How has a change of space affected your work? In our earlier messages you mentioned scale potentially being the largest challenge but not wanting to become, “too fixated on an end goal."
Looking back, did being in the space push you in a different direction than what you initially had planned? Did any of the original themes you shared with me, evolve to another place since our earlier messages?
The space was fab ! Having so much space really pushed me to move outside and beyond the scale I had been working in. I felt like it would have been a missed opportunity if I didn’t do so. I made a silicone cast of a mattress.. which is a project I’ve been attempting to work on for years but never had the room to do it. That was a big moment for me haha. I surprised myself technically, and beyond that - casting with the same materials I’ve worked with for years, in bulk taught me lots about the material properties of glycerin, candy, concrete.. how these things move.. retain shape.. hold colour, and this ultimately lead me into a new body of work that I’m still working through now! :)

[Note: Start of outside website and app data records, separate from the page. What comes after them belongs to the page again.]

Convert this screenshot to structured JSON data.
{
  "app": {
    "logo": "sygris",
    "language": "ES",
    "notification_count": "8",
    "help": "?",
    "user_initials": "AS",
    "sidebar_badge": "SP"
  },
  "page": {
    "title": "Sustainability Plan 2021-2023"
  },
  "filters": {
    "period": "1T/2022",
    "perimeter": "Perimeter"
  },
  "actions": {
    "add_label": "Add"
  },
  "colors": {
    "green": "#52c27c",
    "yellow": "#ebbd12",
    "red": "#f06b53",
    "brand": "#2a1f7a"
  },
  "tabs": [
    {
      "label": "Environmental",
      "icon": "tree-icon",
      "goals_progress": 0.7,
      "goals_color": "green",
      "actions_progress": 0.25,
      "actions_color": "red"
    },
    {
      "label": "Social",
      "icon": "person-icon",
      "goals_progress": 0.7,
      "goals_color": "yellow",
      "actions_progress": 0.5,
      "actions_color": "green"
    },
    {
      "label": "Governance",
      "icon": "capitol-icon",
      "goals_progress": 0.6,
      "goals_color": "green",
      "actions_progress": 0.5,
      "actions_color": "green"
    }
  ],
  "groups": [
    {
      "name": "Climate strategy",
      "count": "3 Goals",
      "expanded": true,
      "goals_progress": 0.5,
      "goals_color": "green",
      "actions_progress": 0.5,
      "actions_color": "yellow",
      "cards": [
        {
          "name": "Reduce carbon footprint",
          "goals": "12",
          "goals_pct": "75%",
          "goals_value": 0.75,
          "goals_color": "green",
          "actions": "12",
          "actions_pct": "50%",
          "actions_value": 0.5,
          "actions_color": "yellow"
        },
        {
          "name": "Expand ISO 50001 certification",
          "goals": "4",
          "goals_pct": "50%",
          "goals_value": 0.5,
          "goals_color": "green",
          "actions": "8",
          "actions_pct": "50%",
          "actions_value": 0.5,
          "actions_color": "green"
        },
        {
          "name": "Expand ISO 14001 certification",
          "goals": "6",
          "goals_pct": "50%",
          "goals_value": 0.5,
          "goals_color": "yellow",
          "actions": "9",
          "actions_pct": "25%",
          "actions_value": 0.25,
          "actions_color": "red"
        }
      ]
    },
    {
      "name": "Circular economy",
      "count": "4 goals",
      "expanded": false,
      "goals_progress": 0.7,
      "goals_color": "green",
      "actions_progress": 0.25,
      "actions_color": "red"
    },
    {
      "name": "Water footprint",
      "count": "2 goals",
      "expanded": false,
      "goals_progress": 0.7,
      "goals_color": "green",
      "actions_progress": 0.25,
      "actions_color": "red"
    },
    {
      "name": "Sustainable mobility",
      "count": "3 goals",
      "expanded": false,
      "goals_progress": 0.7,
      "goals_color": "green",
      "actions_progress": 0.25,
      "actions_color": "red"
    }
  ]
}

Julia Thompson is an artist from Toronto, ON, but currently working in Los Angeles, CA. She works in sculpture, video, and installation, often employing materials that decay, harden, soften, move or transform. She reflects on the surprise of everyday experiences that conjure up a feeling once felt, of something distant yet familiar. At the crux of her work is the experience of time, investigating its qualities of freezing, stagnancy, and passing. Her work expresses conflicts with time as something in and out of her control, in the ways it provides possibility of escape or comes about as an abrupt, even subtle, interruption. These materials are ways she communicates a convergence of time, a resistance to a “linear reality.”
She is interested in the middle stage, or, the potential for something to happen. Through her investigations of materials that can change states - stick, melt, solidify - she questions if material forms can ever exhaust themselves.
These unstable moments stemming from her everyday experiences grounds her work; in response, her work serves as a testament to liminality.
*Images and video courtesy of Julia Thompson & Sasha Fishman